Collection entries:

BEGIN

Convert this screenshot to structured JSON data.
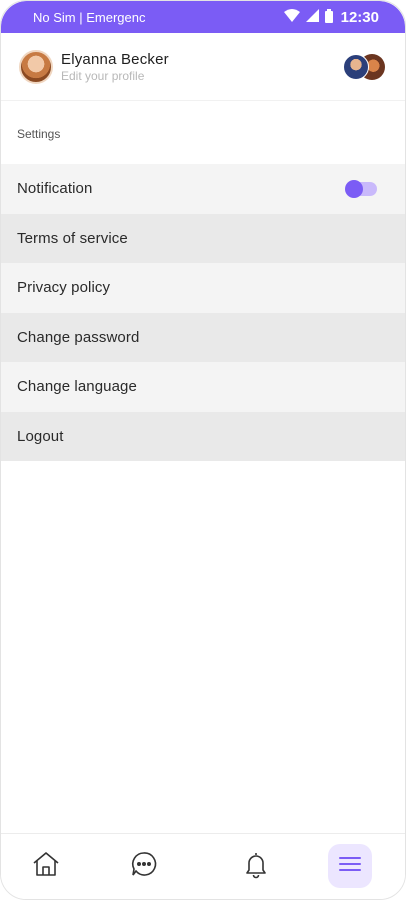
{
  "status_bar": {
    "carrier": "No Sim | Emergenc",
    "time": "12:30",
    "background": "#7b5cf5",
    "icons": [
      "wifi-icon",
      "signal-icon",
      "battery-icon"
    ]
  },
  "header": {
    "name": "Elyanna Becker",
    "subtitle": "Edit your profile"
  },
  "settings": {
    "title": "Settings",
    "items": [
      {
        "label": "Notification",
        "toggle": true,
        "toggle_on": true
      },
      {
        "label": "Terms of service"
      },
      {
        "label": "Privacy policy"
      },
      {
        "label": "Change password"
      },
      {
        "label": "Change language"
      },
      {
        "label": "Logout"
      }
    ]
  },
  "bottom_nav": {
    "items": [
      "home-icon",
      "chat-icon",
      "bell-icon",
      "menu-icon"
    ],
    "active": "menu-icon",
    "accent": "#7b5cf5"
  }
}
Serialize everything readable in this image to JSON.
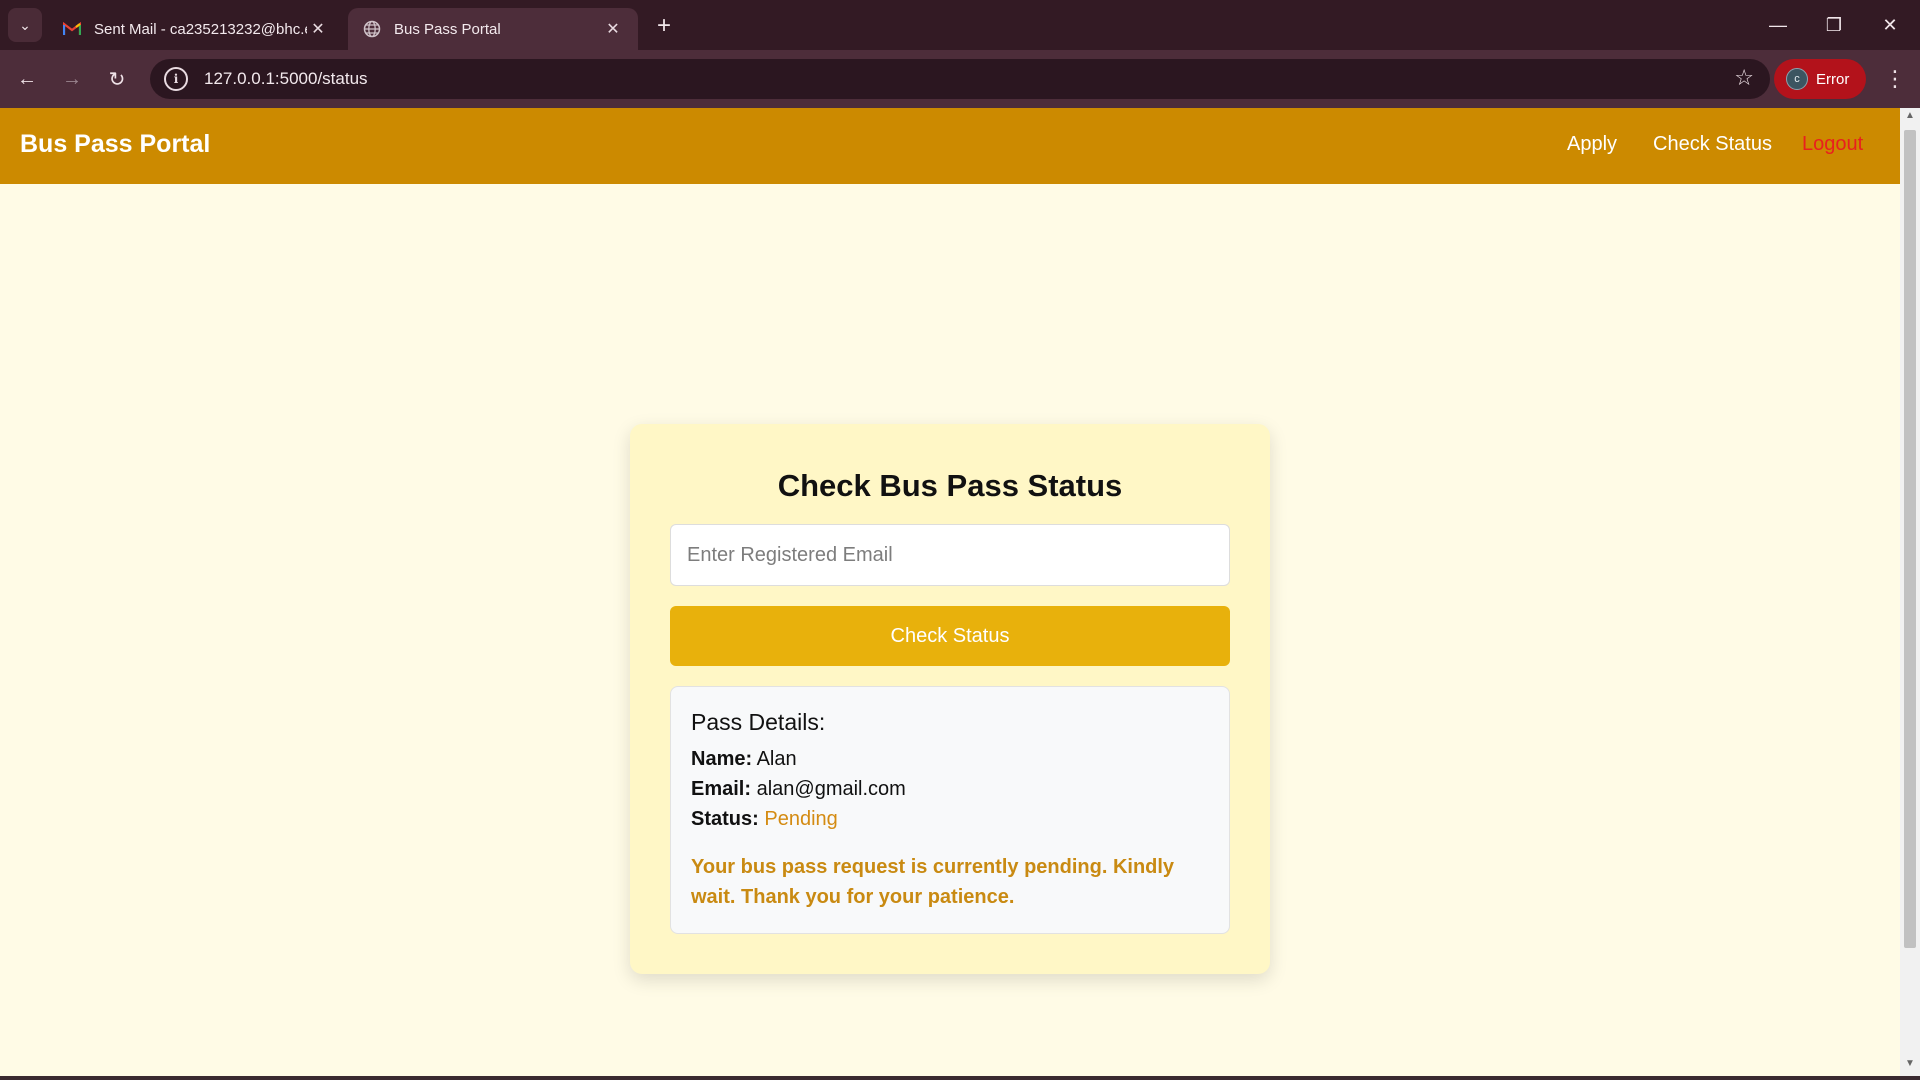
{
  "browser": {
    "tabs": [
      {
        "title": "Sent Mail - ca235213232@bhc.e",
        "icon": "gmail-icon",
        "active": false
      },
      {
        "title": "Bus Pass Portal",
        "icon": "globe-icon",
        "active": true
      }
    ],
    "new_tab_label": "+",
    "address": "127.0.0.1:5000/status",
    "profile": {
      "initial": "c",
      "label": "Error"
    },
    "colors": {
      "frame": "#331a24",
      "toolbar": "#4d2d3a",
      "profile_error": "#b3121b"
    }
  },
  "site": {
    "brand": "Bus Pass Portal",
    "nav": {
      "apply": "Apply",
      "check_status": "Check Status",
      "logout": "Logout"
    },
    "colors": {
      "navbar": "#cc8a00",
      "background": "#fffbe6",
      "card": "#fff7c6",
      "button": "#e8b10c",
      "pending": "#d48b12",
      "logout": "#e8201e"
    }
  },
  "status_card": {
    "title": "Check Bus Pass Status",
    "email_placeholder": "Enter Registered Email",
    "email_value": "",
    "button_label": "Check Status",
    "details": {
      "heading": "Pass Details:",
      "name_label": "Name:",
      "name_value": "Alan",
      "email_label": "Email:",
      "email_value": "alan@gmail.com",
      "status_label": "Status:",
      "status_value": "Pending",
      "message": "Your bus pass request is currently pending. Kindly wait. Thank you for your patience."
    }
  }
}
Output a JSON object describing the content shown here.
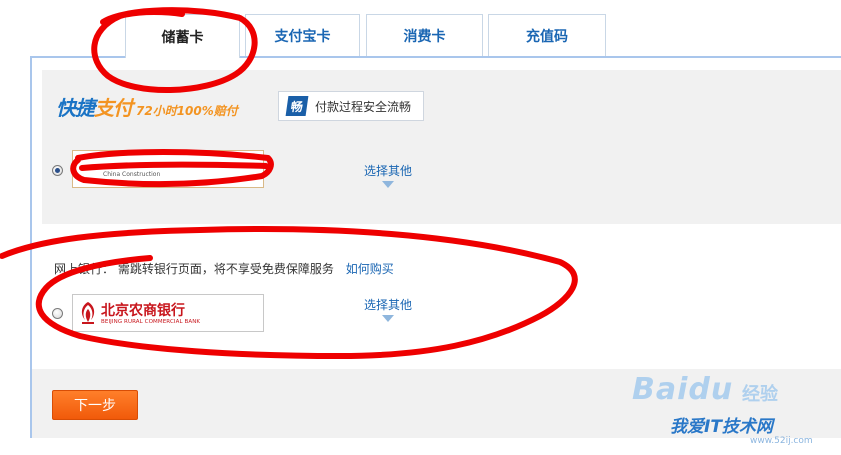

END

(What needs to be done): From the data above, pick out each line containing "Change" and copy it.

(Expected answer):
        "label": "Change password"
        "label": "Change language"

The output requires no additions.